With the ever-growing list of potentially harmful pathogens being discovered, the systems needed to detect different strains need to become more sophisticated as well. Enter LexaGene, a biotechnology company developing automated and sensitive solutions for efficient pathogen detection. LexaGene’s unique microfluidics approach to pathogen detection uses disposable cartridges to analyse the molecular signature of large volumes of samples. While LexaGene is initially targeting the food safety and vet diagnostics industry in the coming years, their technology is transferrable to the clinical diagnostics market. We recently had the opportunity to chat with Dr. Jack Regan, the founder and CEO of LexaGene, about the company’s vision and their first product, the LX6 analyser.
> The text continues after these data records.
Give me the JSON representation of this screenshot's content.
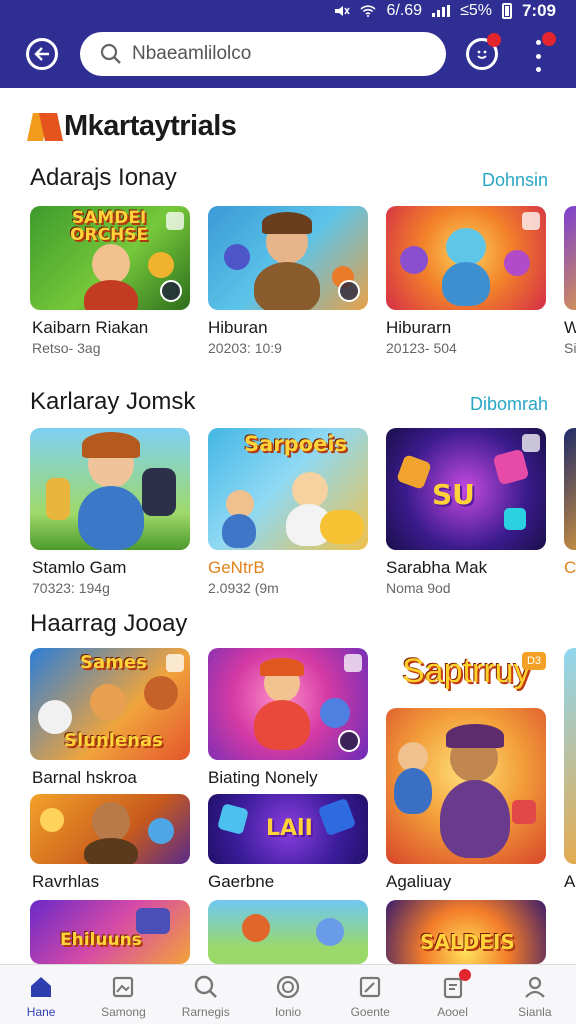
{
  "status_bar": {
    "signal_text": "6/.69",
    "battery_text": "≤5%",
    "time": "7:09"
  },
  "search": {
    "placeholder": "Nbaeamlilolco"
  },
  "brand": {
    "name": "Mkartaytrials"
  },
  "sections": [
    {
      "title": "Adarajs Ionay",
      "see_more": "Dohnsin",
      "cards": [
        {
          "title": "Kaibarn Riakan",
          "subtitle": "Retso- 3ag"
        },
        {
          "title": "Hiburan",
          "subtitle": "20203: 10:9"
        },
        {
          "title": "Hiburarn",
          "subtitle": "20123- 504"
        },
        {
          "title": "W",
          "subtitle": "Si"
        }
      ]
    },
    {
      "title": "Karlaray Jomsk",
      "see_more": "Dibomrah",
      "cards": [
        {
          "title": "Stamlo Gam",
          "subtitle": "70323: 194g"
        },
        {
          "title": "GeNtrB",
          "subtitle": "2.0932 (9m"
        },
        {
          "title": "Sarabha Mak",
          "subtitle": "Noma 9od"
        },
        {
          "title": "C",
          "subtitle": ""
        }
      ]
    },
    {
      "title": "Haarrag Jooay",
      "cards": [
        {
          "title": "Barnal hskroa"
        },
        {
          "title": "Biating Nonely"
        },
        {
          "title": "Agaliuay"
        },
        {
          "title": "Ravrhlas"
        },
        {
          "title": "Gaerbne"
        },
        {
          "title": "A"
        }
      ]
    }
  ],
  "art_text": {
    "a1": "SAMDEI ORCHSE",
    "b1": "Sarpoeis",
    "b2": "SU",
    "c1": "Sames",
    "c1b": "Slunlenas",
    "c_big": "Saptrruy",
    "c_big_small": "D3",
    "c2": "LAlI",
    "c3": "Ehiluuns",
    "c4": "SALDEIS"
  },
  "bottom_nav": [
    {
      "label": "Hane",
      "icon": "home-icon"
    },
    {
      "label": "Samong",
      "icon": "image-icon"
    },
    {
      "label": "Rarnegis",
      "icon": "search-icon"
    },
    {
      "label": "Ionio",
      "icon": "circle-icon"
    },
    {
      "label": "Goente",
      "icon": "edit-icon"
    },
    {
      "label": "Aooel",
      "icon": "notification-icon"
    },
    {
      "label": "Sianla",
      "icon": "profile-icon"
    }
  ],
  "colors": {
    "top_bar": "#2f2f93",
    "accent_link": "#28a6c4",
    "active_nav": "#2f3fb0",
    "badge": "#e3262d"
  }
}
Rukmani Sridharan, Medgadget: Could you tell us a bit about your background and how you came up with the idea for LexaGene?
Dr. Jack Regan, CEO of LexaGene: I have been involved in the pathogen detection and characterization space for several years. During my PhD, I focused on studying the influenza virus and its replication strategies – from a pathogen detection and pandemic prevention standpoint. I then went onto do my postdoctoral training at the Lawrence Livermore National Laboratory where I focused on developing automated instruments for the detection of respiratory pathogens such as the avian influenza virus and bio-threat agents. I also helped a start-up called QuantaLife, which was a digital PCR maker, go from concept to commercialization. Following this, I joined Bio-Rad where I managed a team of scientists developing tests for pathogens, cancer and neurological disorders. All these experiences helped me towards starting LexaGene.
Medgadget: Can you summarize for our readers how your technology works?
Jack Regan: LexaGene LX6 is the first open access instrument for rapid pathogen detection and characterization. The instrument processes up to 6 samples at a time in an on-demand fashion. It draws a liquid sample into a single use disposable cartridge that has two chambers. The first chamber has a filter to capture bacteria and viruses – a lysis buffer is then passed through this filter to break open the microbial cells and release its genetic content. This genetic content is then passed on to the second membrane where it is processed for real-time polymerase chain reaction (PCR). Using this system, up to 20 different pathogens can be detected from one sample within one hour. Our animated video shows a summary of the technology.
Medgadget: How does your instrument compare with other competitors in the market? How is pathogen detection currently performed for food safety?
Jack Regan: Food safety does not have a low cost, easy to use, large volume instruments currently. One of the biggest advantages of using our system is the greater chance to avoid subsampling error. This happens when a small sample (say 1ml from a 500ml water bottle) is taken for testing, leading to false negatives that could have been detected if larger sample sizes were used. The LX6 can provide sampling of 50 ml or less, which is a 5 times improvement compared to industry standards.
Also, the current standards use a traditional method of pathogen detection. They typically rely on culture of samples which is great because it confirms that the bacteria or viruses are alive, but this takes a long time to process (typically 24-48 hours), which is not suitable especially for the food industry. The LexaGene system allows the food industry to assess whether the food sample is of high risk or low risk. If a sample is labelled as high risk, it can be sent for further testing using the culture method. However, if a sample is low risk, it means that the food has likely not encountered any one of the 20 pathogens that the system tests for, and is likely safe to be sent out for consumption. LexaGene gives the food industry the option of making this choice for themselves. The test can also be used to monitor certain general indicator species that are not harmful but are a good indicator of the cleanliness of the facility.
Medgadget: Your instrument is meant to be open access. How do you think this will help in expanding the number of pathogens being tested? What are some of the other advantages of the LX6 system?
Jack Regan: The most distinguishing feature of our technology is that it is open access, giving the end user the capability to customize the system. We understand that different food processing facilities will have a different panel of pathogens they need to test for, and our system allows for complete customization. We initially offer a range of reagents that are certified by LexaGene. This will also be cost-effective because LexaGene will charge per test run and not per sample run, meaning that the end user will only pay for what they use.
It is also easy to use – a lay person can be taught how to run the samples and analyze the outputs. Other advantages include its compact design, its low carbon footprint, its ability to detect both DNA and RNA pathogens and its fast turnaround time.
Medgadget: What are the plans for the company in the coming years?
Jack Regan: We are currently finalizing the alpha prototype and the beta prototype will be ready for late summer. We hope to ship the beta prototype to customers by late august 2018 with reagents that can be used by both the food industry and for vet diagnostics.
Link: LexaGene homepage…